National Broadband Ireland, the Granahan McCourt led Consortium behind the successful bid to deliver broadband to rural homes, said the project will see a €295m investment in Cork in the next 25 years.
The private consortium was last week given the green light to go ahead with the project which is expected to cost between €3bn and €5bn.
The Taoiseach revealed that the consortium will pay €220m in initial funding to the rollout of the project.
He added, however, that Granahan McCourt would be responsible for investing €2.4bn over the next 25 years.
The Government had been under increasing pressure from opposition parties to divulge the financial details of the plan since it gave the project the green light last week.
Ministers approved Granahan McCourt as the preferred bidder for the rollout of high-speed broadband to more than 540,000 homes and businesses across the country, despite warnings from senior civil servants that the plan posed “unprecedented risks” to the taxpayer.
Mr Varadkar told the Dáil today that if the project is delayed, the consortium would have to put in more equity, not the state.
He added that there is no “better option” and any alternative would lead to delays and, as a result, could cost more.
Asked by Fianna Fáil leader Michael Martin whether he agreed with civil servants at the Department of Public Expenditure on the level of risk to the taxpayer, the Taoiseach replied:
“No, I don’t agree that this is an unprecedented investment, nor do I think it is an unprecedented risk.”
Fianna Fáil Spokesperson on Communications Timmy Dooley has proposed that a detailed investigation be conducted into several aspects of the National Broadband Plan, including the Government’s handling of the project to date.

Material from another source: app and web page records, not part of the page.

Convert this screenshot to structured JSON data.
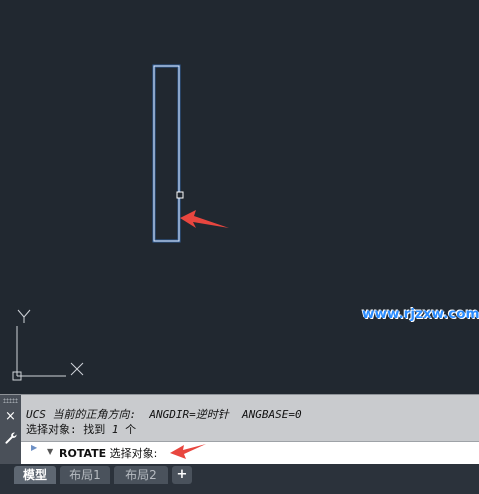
{
  "canvas": {
    "background": "#212830",
    "watermark": "www.rjzxw.com",
    "ucs_icon": {
      "y_label": "Y",
      "x_label": "X"
    },
    "colors": {
      "outline": "#d7e3f3",
      "highlight": "#3f8df4",
      "arrow": "#e8463f"
    }
  },
  "command_line": {
    "close_icon": "×",
    "settings_icon": "wrench-icon",
    "history": {
      "line1_prefix": "UCS 当前的正角方向:  ",
      "line1_dir": "ANGDIR=逆时针  ANGBASE=0",
      "line2_prefix": "选择对象: 找到 ",
      "line2_count": "1",
      "line2_suffix": " 个"
    },
    "prompt": {
      "command": "ROTATE",
      "text": " 选择对象:"
    }
  },
  "tabs": {
    "items": [
      "模型",
      "布局1",
      "布局2"
    ],
    "active": "模型",
    "add_label": "+"
  }
}
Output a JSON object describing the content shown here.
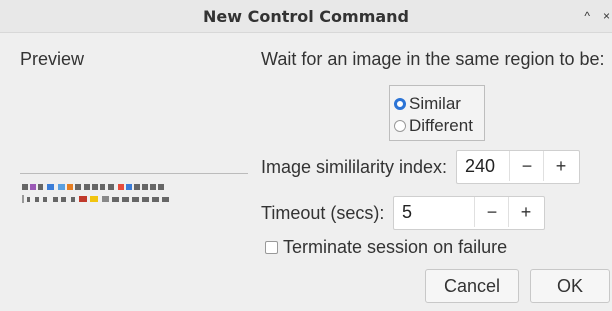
{
  "dialog": {
    "title": "New Control Command",
    "minimize_glyph": "^",
    "close_glyph": "×"
  },
  "preview": {
    "label": "Preview"
  },
  "wait": {
    "label": "Wait for an image in the same region to be:"
  },
  "mode": {
    "options": [
      "Similar",
      "Different"
    ],
    "selected": "Similar"
  },
  "similarity": {
    "label": "Image simililarity index:",
    "value": "240",
    "minus": "−",
    "plus": "+"
  },
  "timeout": {
    "label": "Timeout (secs):",
    "value": "5",
    "minus": "−",
    "plus": "+"
  },
  "terminate": {
    "label": "Terminate session on failure",
    "checked": false
  },
  "buttons": {
    "cancel": "Cancel",
    "ok": "OK"
  },
  "colors": {
    "accent": "#2b74d6",
    "dialog_bg": "#efefef"
  }
}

Meanwhile, it has been confirmed that National Broadband Ireland’s network will use the latest fibre-to-the-home technology to guarantee minimum speeds of 150 Megabits per second increasing to a minimum 500 Mbps by year 11 - with customers able to choose packages of up to 1Gbps (Gigabits per second).

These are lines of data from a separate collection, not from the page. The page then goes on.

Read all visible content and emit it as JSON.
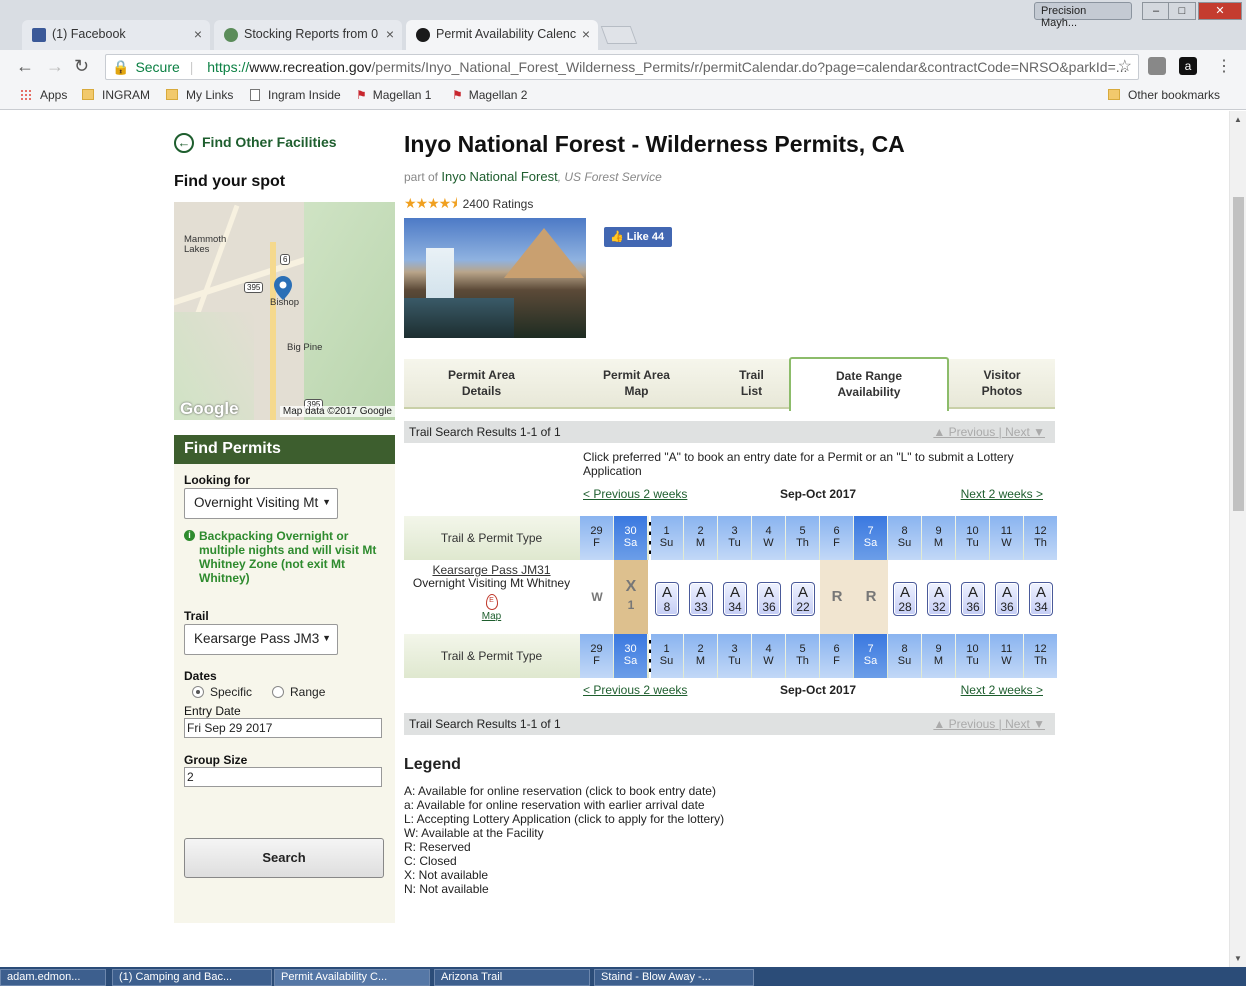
{
  "browser": {
    "tabs": [
      {
        "title": "(1) Facebook",
        "icon": "facebook-icon",
        "color": "#3b5998"
      },
      {
        "title": "Stocking Reports from 0",
        "icon": "globe-icon",
        "color": "#5b8c5a"
      },
      {
        "title": "Permit Availability Calenc",
        "icon": "recreation-gov-icon",
        "color": "#1a1a1a"
      }
    ],
    "profile_name": "Precision Mayh...",
    "secure_label": "Secure",
    "url_prefix": "https://",
    "url_host": "www.recreation.gov",
    "url_path": "/permits/Inyo_National_Forest_Wilderness_Permits/r/permitCalendar.do?page=calendar&contractCode=NRSO&parkId=...",
    "bookmarks": [
      "Apps",
      "INGRAM",
      "My Links",
      "Ingram Inside",
      "Magellan 1",
      "Magellan 2"
    ],
    "other_bookmarks": "Other bookmarks"
  },
  "sidebar": {
    "back_link": "Find Other Facilities",
    "find_spot": "Find your spot",
    "map": {
      "labels": [
        "Mammoth",
        "Lakes",
        "Bishop",
        "Big Pine"
      ],
      "shields": [
        "6",
        "395",
        "395"
      ],
      "google_logo": "Google",
      "attribution": "Map data ©2017 Google"
    },
    "find_permits": "Find Permits",
    "looking_for_label": "Looking for",
    "looking_for_value": "Overnight Visiting Mt",
    "info_text": "Backpacking Overnight or multiple nights and will visit Mt Whitney Zone (not exit Mt Whitney)",
    "trail_label": "Trail",
    "trail_value": "Kearsarge Pass JM3",
    "dates_label": "Dates",
    "radio_specific": "Specific",
    "radio_range": "Range",
    "entry_date_label": "Entry Date",
    "entry_date_value": "Fri Sep 29 2017",
    "group_size_label": "Group Size",
    "group_size_value": "2",
    "search_button": "Search"
  },
  "main": {
    "title": "Inyo National Forest - Wilderness Permits, CA",
    "part_of": "part of",
    "forest_link": "Inyo National Forest",
    "agency": ", US Forest Service",
    "rating_stars": 4.5,
    "ratings_text": "2400 Ratings",
    "like_label": "Like 44",
    "tabs": [
      {
        "line1": "Permit Area",
        "line2": "Details"
      },
      {
        "line1": "Permit Area",
        "line2": "Map"
      },
      {
        "line1": "Trail",
        "line2": "List"
      },
      {
        "line1": "Date Range",
        "line2": "Availability"
      },
      {
        "line1": "Visitor",
        "line2": "Photos"
      }
    ],
    "results_text": "Trail Search Results 1-1 of 1",
    "previous": "▲ Previous",
    "sep": "|",
    "next": "Next ▼",
    "instructions": "Click preferred \"A\" to book an entry date for a Permit or an \"L\" to submit a Lottery Application",
    "prev_weeks": "< Previous 2 weeks",
    "next_weeks": "Next 2 weeks >",
    "period": "Sep-Oct 2017",
    "trail_permit_type": "Trail & Permit Type",
    "dates": [
      {
        "d": "29",
        "w": "F"
      },
      {
        "d": "30",
        "w": "Sa"
      },
      {
        "d": "1",
        "w": "Su"
      },
      {
        "d": "2",
        "w": "M"
      },
      {
        "d": "3",
        "w": "Tu"
      },
      {
        "d": "4",
        "w": "W"
      },
      {
        "d": "5",
        "w": "Th"
      },
      {
        "d": "6",
        "w": "F"
      },
      {
        "d": "7",
        "w": "Sa"
      },
      {
        "d": "8",
        "w": "Su"
      },
      {
        "d": "9",
        "w": "M"
      },
      {
        "d": "10",
        "w": "Tu"
      },
      {
        "d": "11",
        "w": "W"
      },
      {
        "d": "12",
        "w": "Th"
      }
    ],
    "trail_name": "Kearsarge Pass JM31",
    "permit_type": "Overnight Visiting Mt Whitney",
    "map_link": "Map",
    "availability": [
      {
        "code": "W",
        "n": ""
      },
      {
        "code": "X",
        "n": "1"
      },
      {
        "code": "A",
        "n": "8"
      },
      {
        "code": "A",
        "n": "33"
      },
      {
        "code": "A",
        "n": "34"
      },
      {
        "code": "A",
        "n": "36"
      },
      {
        "code": "A",
        "n": "22"
      },
      {
        "code": "R",
        "n": ""
      },
      {
        "code": "R",
        "n": ""
      },
      {
        "code": "A",
        "n": "28"
      },
      {
        "code": "A",
        "n": "32"
      },
      {
        "code": "A",
        "n": "36"
      },
      {
        "code": "A",
        "n": "36"
      },
      {
        "code": "A",
        "n": "34"
      }
    ],
    "legend_title": "Legend",
    "legend": [
      "A: Available for online reservation (click to book entry date)",
      "a: Available for online reservation with earlier arrival date",
      "L: Accepting Lottery Application (click to apply for the lottery)",
      "W: Available at the Facility",
      "R: Reserved",
      "C: Closed",
      "X: Not available",
      "N: Not available"
    ]
  },
  "taskbar": [
    "adam.edmon...",
    "(1) Camping and Bac...",
    "Permit Availability C...",
    "Arizona Trail",
    "Staind - Blow Away -..."
  ]
}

Peter Hendrick, CEO of National Broadband Ireland, said the plan is a “complex technical project” that will take time and requires major investment.
He added that once built “it will future-proof Ireland for generations”.

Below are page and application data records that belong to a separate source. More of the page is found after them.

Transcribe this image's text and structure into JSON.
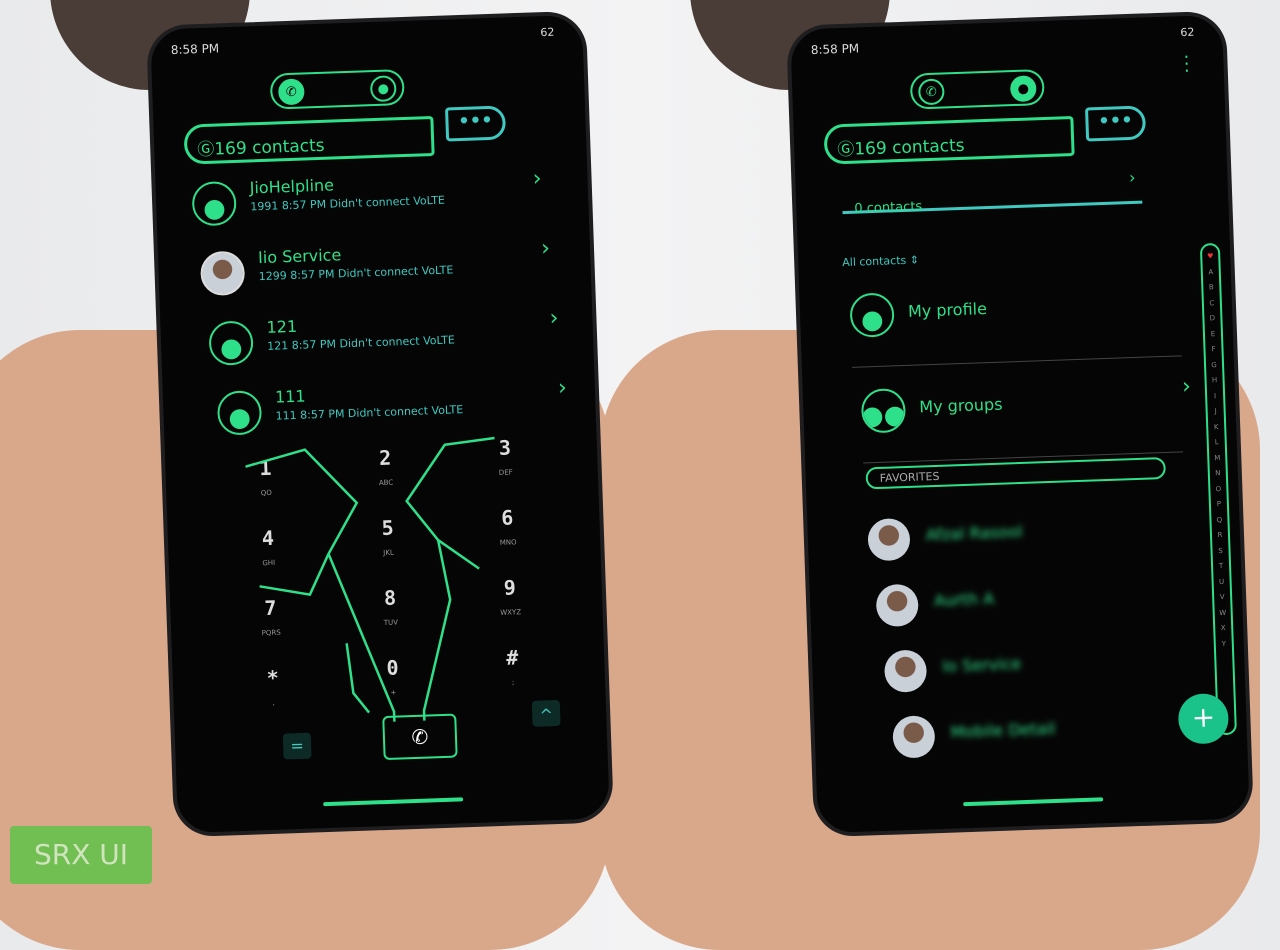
{
  "status": {
    "time": "8:58 PM",
    "battery": "62"
  },
  "dialer": {
    "search_label": "169 contacts",
    "more_label": "•••",
    "recents": [
      {
        "name": "JioHelpline",
        "detail": "1991 8:57 PM Didn't connect VoLTE",
        "avatar": "person-icon"
      },
      {
        "name": "Iio Service",
        "detail": "1299 8:57 PM Didn't connect VoLTE",
        "avatar": "photo"
      },
      {
        "name": "121",
        "detail": "121 8:57 PM Didn't connect VoLTE",
        "avatar": "person-icon"
      },
      {
        "name": "111",
        "detail": "111 8:57 PM Didn't connect VoLTE",
        "avatar": "person-icon"
      }
    ],
    "keys": [
      {
        "d": "1",
        "l": "QO"
      },
      {
        "d": "2",
        "l": "ABC"
      },
      {
        "d": "3",
        "l": "DEF"
      },
      {
        "d": "4",
        "l": "GHI"
      },
      {
        "d": "5",
        "l": "JKL"
      },
      {
        "d": "6",
        "l": "MNO"
      },
      {
        "d": "7",
        "l": "PQRS"
      },
      {
        "d": "8",
        "l": "TUV"
      },
      {
        "d": "9",
        "l": "WXYZ"
      },
      {
        "d": "*",
        "l": ","
      },
      {
        "d": "0",
        "l": "+"
      },
      {
        "d": "#",
        "l": ";"
      }
    ],
    "menu_glyph": "=",
    "collapse_glyph": "^"
  },
  "contacts": {
    "search_label": "169 contacts",
    "more_label": "•••",
    "account_label": "0 contacts",
    "filter_label": "All contacts",
    "my_profile": "My profile",
    "my_groups": "My groups",
    "favorites_header": "FAVORITES",
    "favorites": [
      "Afzal Rasool",
      "Aurth A",
      "Io Service",
      "Mobile Detail"
    ],
    "index": [
      "A",
      "B",
      "C",
      "D",
      "E",
      "F",
      "G",
      "H",
      "I",
      "J",
      "K",
      "L",
      "M",
      "N",
      "O",
      "P",
      "Q",
      "R",
      "S",
      "T",
      "U",
      "V",
      "W",
      "X",
      "Y"
    ],
    "fab": "+"
  },
  "watermark": "SRX UI",
  "colors": {
    "accent": "#2fe08a",
    "teal": "#3fc9c0",
    "fab": "#19c389"
  }
}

The consortium aims to have successfully delivered to community locations in the intervention area within the first year and to have successfully connected homes in all 26 counties by the end of year two.